Thursday, July 16, 2009

Uniqlo: Japan meets the Gap


In Japan there's this store that everyone goes to, but most people don't readily admit or talk about. Well, at least that's how most Japanese people see it to the best of my knowledge, but there are plenty of foreigners that are just nuts about the place and can't rave about it enough... I myself wouldn't go quite that far. This store has a name, and its name is Uniqlo.

Uniqlo is sort of like the Japanese version of the Gap - or maybe what the Gap should be. Their prices are cheap and they'd like to think they have style, but most people just go there for plain items they wear layered under stuff that can blend in with whatever they're wearing. Uniqlo's strengths are its affordable prices and comfort, which in trying economic times such as these are a great business platform. While Toyota is posting its first annual numbers in the red ever, the owner of Uniqlo has just this year become the richest man in Japan at a net worth of $6.1B USD, surpassing the former top Hiroshi Yamauchi of Nintendo fame. In fact, Tadashi Yanai hasn't ruled out trying a buyout of the Gap to catapult his company's ambitions for going global and hitting the US market fullscale. In actuality, the economic downturn is probably helping Uniqlo's numbers since these are about the only times that no-name and cheaper business models can take off in Japan - as an example, the used book store Book-Off made used books popular around the time of the bubble collapse.

Anyway, I recently stopped by Uniqlo as I was running embarrassingly low on underwear that didn't have holes in them, and while wearing Japanese pants for me is normally akin to a Chris Farley "fat guy in a little coat" session due to 15+ years of soccer and capoeira, Uniqlo is rather well known for comfortable undies and fitting us furriners. So I decide to give them a shot.

So I went out to the newly opened Shinjuku store (pictured above) and got my shop on. While I was there I stopped in the UT section, which is Uniqlo's attempt at fashion in "designer t-shirts", if such a diametrically opposed juxtaposition of terms is allowed (Armani Exchange would like to think so). They had some interesting candidates, but none were interesting enough for me to walk away with. Top candidate is pictured at right, courtesy of the UT homepage.

I must say though, they have put a little effort into things, including buying up rights to put out some random stuff that appeals to foreigners. One great example is Warner Brothers products, which does include Looney Tunes, but also includes the Goonies (!!) and Batman... most Japanese people don't even know about the Goonies!

Japan is absolutely littered with Uniqlo stores, but if you're not in Japan and want to see one, you only chances will be if you live close to New York or LA... or you could just wait for Tada-chan to buy out Gap or some other sucker.
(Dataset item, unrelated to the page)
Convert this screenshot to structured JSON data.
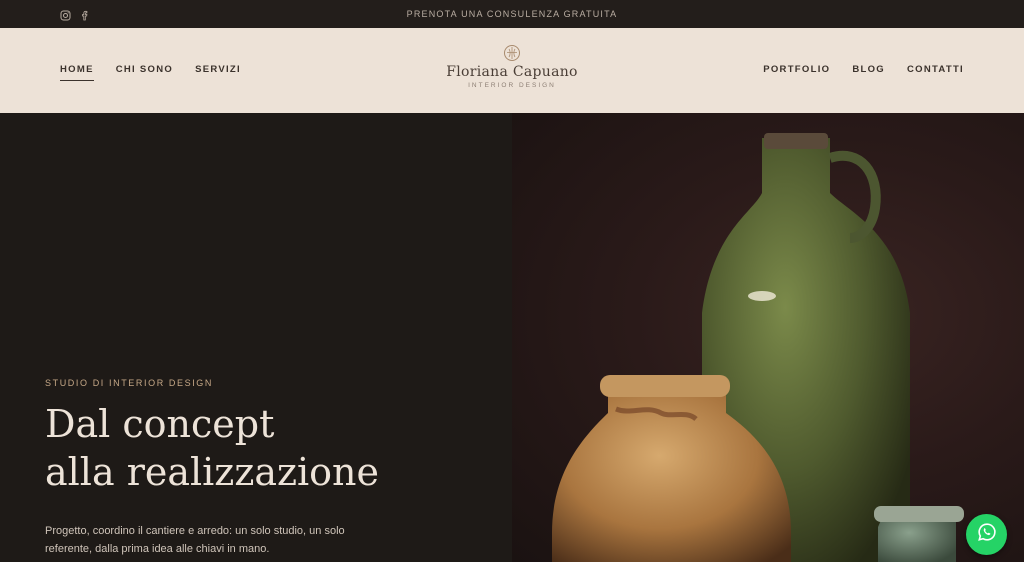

Oh and to anyone wondering, the boxers were still just a tad snug, but I'm sure they'd be fine for most... you might still need to go up a size from what you're used to.

[Edited for embarrasing grammatical errors... my brethren in the "I judge you when you use bad grammar" Facebook group would be ashamed. :'(]
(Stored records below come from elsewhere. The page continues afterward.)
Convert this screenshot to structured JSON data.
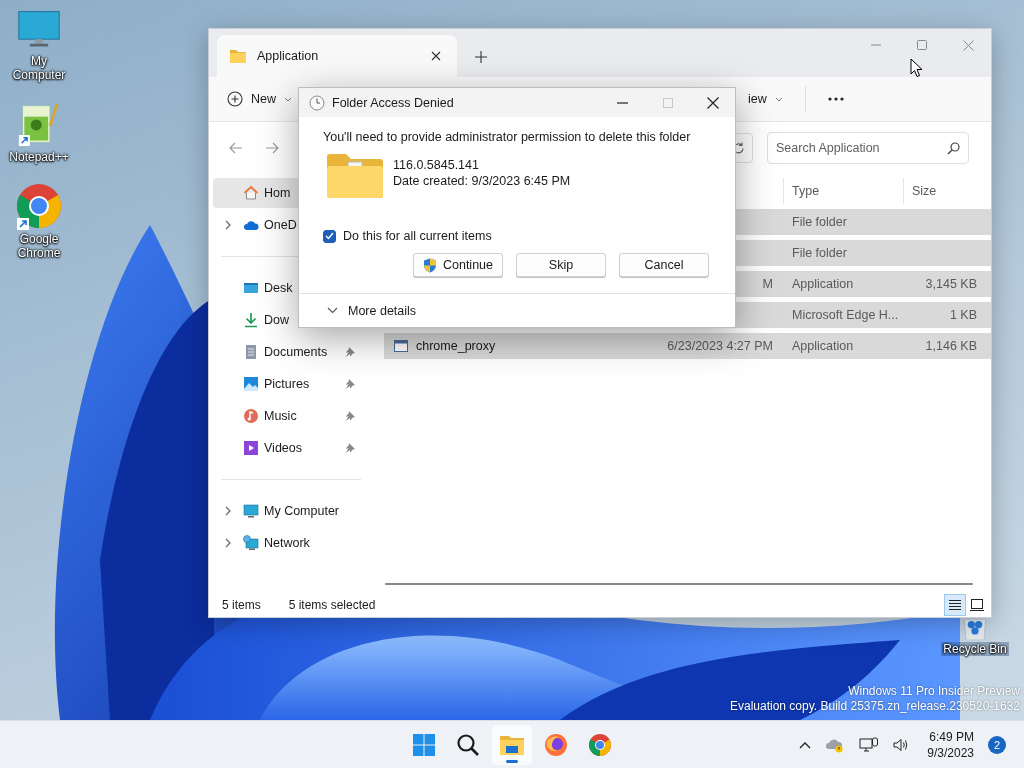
{
  "desktop_icons": [
    {
      "label": "My Computer",
      "kind": "computer",
      "shortcut": false
    },
    {
      "label": "Notepad++",
      "kind": "notepad",
      "shortcut": true
    },
    {
      "label": "Google Chrome",
      "kind": "chrome",
      "shortcut": true
    }
  ],
  "recycle_bin": {
    "label": "Recycle Bin"
  },
  "explorer": {
    "tab_title": "Application",
    "toolbar": [
      {
        "kind": "new",
        "label": "New"
      },
      {
        "kind": "view",
        "label": "iew"
      },
      {
        "kind": "more"
      }
    ],
    "search": {
      "placeholder": "Search Application"
    },
    "sidebar": [
      {
        "items": [
          {
            "label": "Hom",
            "kind": "home",
            "expandable": false,
            "pinned": false,
            "selected": true
          },
          {
            "label": "OneD",
            "kind": "cloud",
            "expandable": true,
            "pinned": false,
            "selected": false
          }
        ]
      },
      {
        "items": [
          {
            "label": "Desk",
            "kind": "desktop",
            "expandable": false,
            "pinned": false,
            "selected": false
          },
          {
            "label": "Dow",
            "kind": "download",
            "expandable": false,
            "pinned": false,
            "selected": false
          },
          {
            "label": "Documents",
            "kind": "documents",
            "expandable": false,
            "pinned": true,
            "selected": false
          },
          {
            "label": "Pictures",
            "kind": "pictures",
            "expandable": false,
            "pinned": true,
            "selected": false
          },
          {
            "label": "Music",
            "kind": "music",
            "expandable": false,
            "pinned": true,
            "selected": false
          },
          {
            "label": "Videos",
            "kind": "videos",
            "expandable": false,
            "pinned": true,
            "selected": false
          }
        ]
      },
      {
        "items": [
          {
            "label": "My Computer",
            "kind": "computer",
            "expandable": true,
            "pinned": false,
            "selected": false
          },
          {
            "label": "Network",
            "kind": "network",
            "expandable": true,
            "pinned": false,
            "selected": false
          }
        ]
      }
    ],
    "columns": [
      "Type",
      "Size"
    ],
    "rows": [
      {
        "type": "File folder",
        "selected": true
      },
      {
        "type": "File folder",
        "selected": true
      },
      {
        "date": "M",
        "type": "Application",
        "size": "3,145 KB",
        "selected": true
      },
      {
        "type": "Microsoft Edge H...",
        "size": "1 KB",
        "selected": true
      },
      {
        "name": "chrome_proxy",
        "date": "6/23/2023 4:27 PM",
        "type": "Application",
        "size": "1,146 KB",
        "selected": true
      }
    ],
    "status": {
      "count": "5 items",
      "selection": "5 items selected"
    },
    "views": [
      {
        "kind": "details",
        "selected": true
      },
      {
        "kind": "tiles",
        "selected": false
      }
    ]
  },
  "dialog": {
    "title": "Folder Access Denied",
    "controls": [
      {
        "kind": "minimize",
        "disabled": false
      },
      {
        "kind": "maximize",
        "disabled": true
      },
      {
        "kind": "close",
        "disabled": false
      }
    ],
    "message": "You'll need to provide administrator permission to delete this folder",
    "item": {
      "name": "116.0.5845.141",
      "detail": "Date created: 9/3/2023 6:45 PM"
    },
    "checkbox": {
      "label": "Do this for all current items",
      "checked": true
    },
    "buttons": [
      {
        "label": "Continue",
        "kind": "elevated"
      },
      {
        "label": "Skip",
        "kind": "plain"
      },
      {
        "label": "Cancel",
        "kind": "plain"
      }
    ],
    "details": {
      "label": "More details",
      "expanded": false
    }
  },
  "watermark": [
    "Windows 11 Pro Insider Preview",
    "Evaluation copy. Build 25375.zn_release.230520-1632"
  ],
  "taskbar": {
    "apps": [
      {
        "kind": "start",
        "active": false
      },
      {
        "kind": "search",
        "active": false
      },
      {
        "kind": "explorer",
        "active": true
      },
      {
        "kind": "firefox",
        "active": false
      },
      {
        "kind": "chrome",
        "active": false
      }
    ],
    "tray": {
      "time": "6:49 PM",
      "date": "9/3/2023",
      "notifications": "2"
    }
  }
}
4 comments:

Japan Society/Shannon said...

Great commentary!

Jon Allen said...

I have always wondered how you are supposed to pronounce the name

UNI-Glow ?
UNIQE- LOW ?

David said...

The Japanese side of my family doesn't not talk about Uniqlo, nor do gab about it. I wouldn't say people won't admit to shopping there though. Thanks to Uniqlo a lot of us gaijin can get clothes (although the shoulder area is always a bit tight on me).

Been to Shimamura yet? (Do they have Shimamura in Kanto?) I've been going there for years and my wife even longer than that. It's gotten super popular recently.

darg said...

Shannon: thanks!

Jon: the Japanese is ユニクロ, so just think of the 'q' as a 'c'- uni-clow ('ow' pronounced as in slow).

David: Nope, haven't seen a Shimamura, and from what I've seen Uniqlo does seem to have a fairly good reputation, especially amongst foreigners.

More than it being looked down on particularly, I think there's a traditional tendency of Japanese to like brand items as opposed to generic, and Uniqlo is still working on establishing itself as a respected name. Two things are helping this: Uniqlo is gaining in popularity and people are starting to care less about brands (thank God).